Doreka Bell, 21, and her family were an integral part of D’Amato’s series.
“He met my mother on the street and from there we became best friends,” Bell said as she looked upon “Darrielle and Dasia, 2012,” one of the photographs in the exhibit that featured Bell’s brother.
“He’s been supporting our family,” Bell said. “He’s like a father to me.”
Bell and her family members milled about the museum, with the others, glowing with excitement, proud to show the work they’ve been a part of.
D’Amato’s portraits are striking, large format prints that allow the viewers to be engulfed by the stories of the lives that are scattered throughout the museum.
“Couples by the Lake, 2011” is one of the larger prints in the exhibit, making the subjects seem almost life-sized. Caught almost-mid sentence, D’Amato captured a seemingly insignificant moment, yet it is a very intimate moment, a moment that shows how comfortable D’Amato’s subjects were with him.
“Easter Choir, Jackson Boulevard Community Church, 2011” features a group of children milling around and a young man, separated from the crowd slightly, looking straight at D’Amato and his camera. The boy is James William, now 16.
“I didn’t even know it was going to happen like this,” said James, thinking they had been brought to take pictures for the church, nothing more. “I was surprised, but I was happy.”
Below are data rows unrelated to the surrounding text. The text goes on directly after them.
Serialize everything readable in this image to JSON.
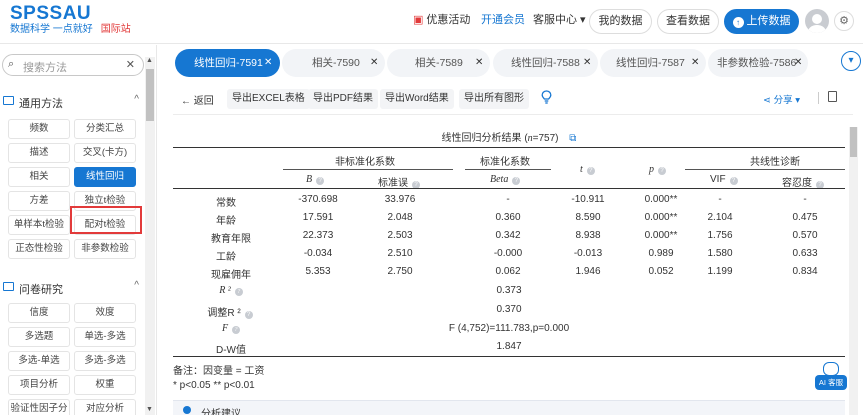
{
  "header": {
    "logo": "SPSSAU",
    "slogan": "数据科学 一点就好",
    "intl": "国际站",
    "promo": "优惠活动",
    "member": "开通会员",
    "support": "客服中心",
    "my_data": "我的数据",
    "view_data": "查看数据",
    "upload": "上传数据"
  },
  "sidebar": {
    "search_placeholder": "搜索方法",
    "groups": [
      {
        "title": "通用方法",
        "items": [
          "频数",
          "分类汇总",
          "描述",
          "交叉(卡方)",
          "相关",
          "线性回归",
          "方差",
          "独立t检验",
          "单样本t检验",
          "配对t检验",
          "正态性检验",
          "非参数检验"
        ]
      },
      {
        "title": "问卷研究",
        "items": [
          "信度",
          "效度",
          "多选题",
          "单选-多选",
          "多选-单选",
          "多选-多选",
          "项目分析",
          "权重",
          "验证性因子分",
          "对应分析"
        ]
      }
    ]
  },
  "tabs": [
    {
      "label": "线性回归-7591",
      "active": true
    },
    {
      "label": "相关-7590",
      "active": false
    },
    {
      "label": "相关-7589",
      "active": false
    },
    {
      "label": "线性回归-7588",
      "active": false
    },
    {
      "label": "线性回归-7587",
      "active": false
    },
    {
      "label": "非参数检验-7586",
      "active": false
    }
  ],
  "toolbar": {
    "back": "返回",
    "export_excel": "导出EXCEL表格",
    "export_pdf": "导出PDF结果",
    "export_word": "导出Word结果",
    "export_all_figures": "导出所有图形",
    "share": "分享"
  },
  "table": {
    "title_prefix": "线性回归分析结果 (",
    "title_n": "n",
    "title_suffix": "=757)",
    "group_headers": {
      "unstd": "非标准化系数",
      "std": "标准化系数",
      "collinearity": "共线性诊断"
    },
    "col_headers": {
      "B": "B",
      "se": "标准误",
      "beta": "Beta",
      "t": "t",
      "p": "p",
      "vif": "VIF",
      "tolerance": "容忍度"
    },
    "rows": [
      {
        "name": "常数",
        "B": "-370.698",
        "se": "33.976",
        "beta": "-",
        "t": "-10.911",
        "p": "0.000**",
        "vif": "-",
        "tol": "-"
      },
      {
        "name": "年龄",
        "B": "17.591",
        "se": "2.048",
        "beta": "0.360",
        "t": "8.590",
        "p": "0.000**",
        "vif": "2.104",
        "tol": "0.475"
      },
      {
        "name": "教育年限",
        "B": "22.373",
        "se": "2.503",
        "beta": "0.342",
        "t": "8.938",
        "p": "0.000**",
        "vif": "1.756",
        "tol": "0.570"
      },
      {
        "name": "工龄",
        "B": "-0.034",
        "se": "2.510",
        "beta": "-0.000",
        "t": "-0.013",
        "p": "0.989",
        "vif": "1.580",
        "tol": "0.633"
      },
      {
        "name": "现雇佣年",
        "B": "5.353",
        "se": "2.750",
        "beta": "0.062",
        "t": "1.946",
        "p": "0.052",
        "vif": "1.199",
        "tol": "0.834"
      }
    ],
    "summary": [
      {
        "label": "R ²",
        "value": "0.373"
      },
      {
        "label": "调整R ²",
        "value": "0.370"
      },
      {
        "label": "F",
        "value": "F (4,752)=111.783,p=0.000"
      },
      {
        "label": "D-W值",
        "value": "1.847"
      }
    ],
    "note_dv": "备注：因变量 = 工资",
    "note_sig": "* p<0.05 ** p<0.01"
  },
  "bottom_panel": {
    "label": "分析建议"
  },
  "ai_badge": "AI 客服",
  "colors": {
    "primary": "#1677d2",
    "highlight": "#e23a3a"
  }
}
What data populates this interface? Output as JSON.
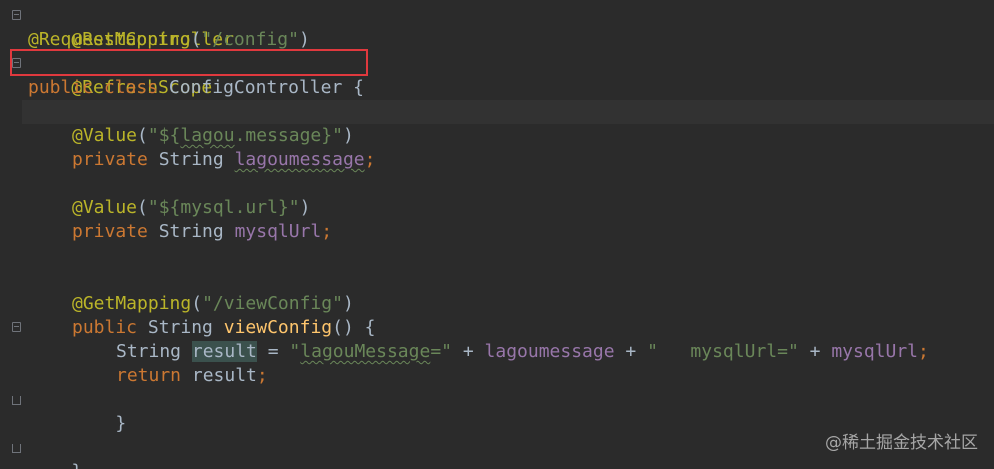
{
  "code": {
    "line1_annotation": "@RestController",
    "line2_annotation": "@RequestMapping",
    "line2_open": "(",
    "line2_string": "\"/config\"",
    "line2_close": ")",
    "line3_annotation": "@RefreshScope",
    "line4_kw_public": "public",
    "line4_kw_class": "class",
    "line4_classname": "ConfigController",
    "line4_brace": "{",
    "line6_annotation": "@Value",
    "line6_open": "(",
    "line6_str_prefix": "\"${",
    "line6_str_key": "lagou",
    "line6_str_suffix": ".message}\"",
    "line6_close": ")",
    "line7_kw_private": "private",
    "line7_type": "String",
    "line7_field": "lagoumessage",
    "line7_semi": ";",
    "line9_annotation": "@Value",
    "line9_open": "(",
    "line9_string": "\"${mysql.url}\"",
    "line9_close": ")",
    "line10_kw_private": "private",
    "line10_type": "String",
    "line10_field": "mysqlUrl",
    "line10_semi": ";",
    "line13_annotation": "@GetMapping",
    "line13_open": "(",
    "line13_string": "\"/viewConfig\"",
    "line13_close": ")",
    "line14_kw_public": "public",
    "line14_type": "String",
    "line14_method": "viewConfig",
    "line14_parens": "() {",
    "line15_type": "String",
    "line15_var": "result",
    "line15_eq": " = ",
    "line15_str1_open": "\"",
    "line15_str1_key": "lagouMessage",
    "line15_str1_close": "=\"",
    "line15_plus1": " + ",
    "line15_field1": "lagoumessage",
    "line15_plus2": " + ",
    "line15_str2": "\"   mysqlUrl=\"",
    "line15_plus3": " + ",
    "line15_field2": "mysqlUrl",
    "line15_semi": ";",
    "line16_kw_return": "return",
    "line16_var": "result",
    "line16_semi": ";",
    "line17_brace": "}",
    "line19_brace": "}"
  },
  "watermark": "@稀土掘金技术社区",
  "colors": {
    "background": "#2b2b2b",
    "annotation": "#bbb529",
    "keyword": "#cc7832",
    "string": "#6a8759",
    "field": "#9876aa",
    "method": "#ffc66d",
    "text": "#a9b7c6",
    "highlight_box": "#e0393e"
  }
}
D’Amato’s photos heavily rely on light and shadow to tell the stories in his portraits, using the elements to highlight very specific parts of the photos to advance the narratives. The colors are soft and inviting, encouraging the viewer to be engulfed in the lives D’Amato has been able to so successfully share.
The portraits are offset with a few shots that illustrated the environment of his subjects. “Bedroom Door, Cabrini Green, 2007” and “634 West Division Street, Cabrini Green, 2006” show the living conditions on the nowdefunct housing projects. The shot of the bedroom door is a cropped shot of the door that reads like a collage project, filled with writing and half-torn pictures that suggest unkempt living.
“634 West Division Street, Cabrini Green, 2006” shows the projects in the midst of destruction, with the exterior wall missing and revealing the dilapidated units once behind the wall. Just beyond in the background sits the Hancock Building and the development of Downtown Chicago, a shocking juxtaposition just blocks away.
We Shall will be on-view at DPAM through Nov. 24. D’Amato and Harris will lead a guided tour of the exhibit and a gallery talk Nov. 2.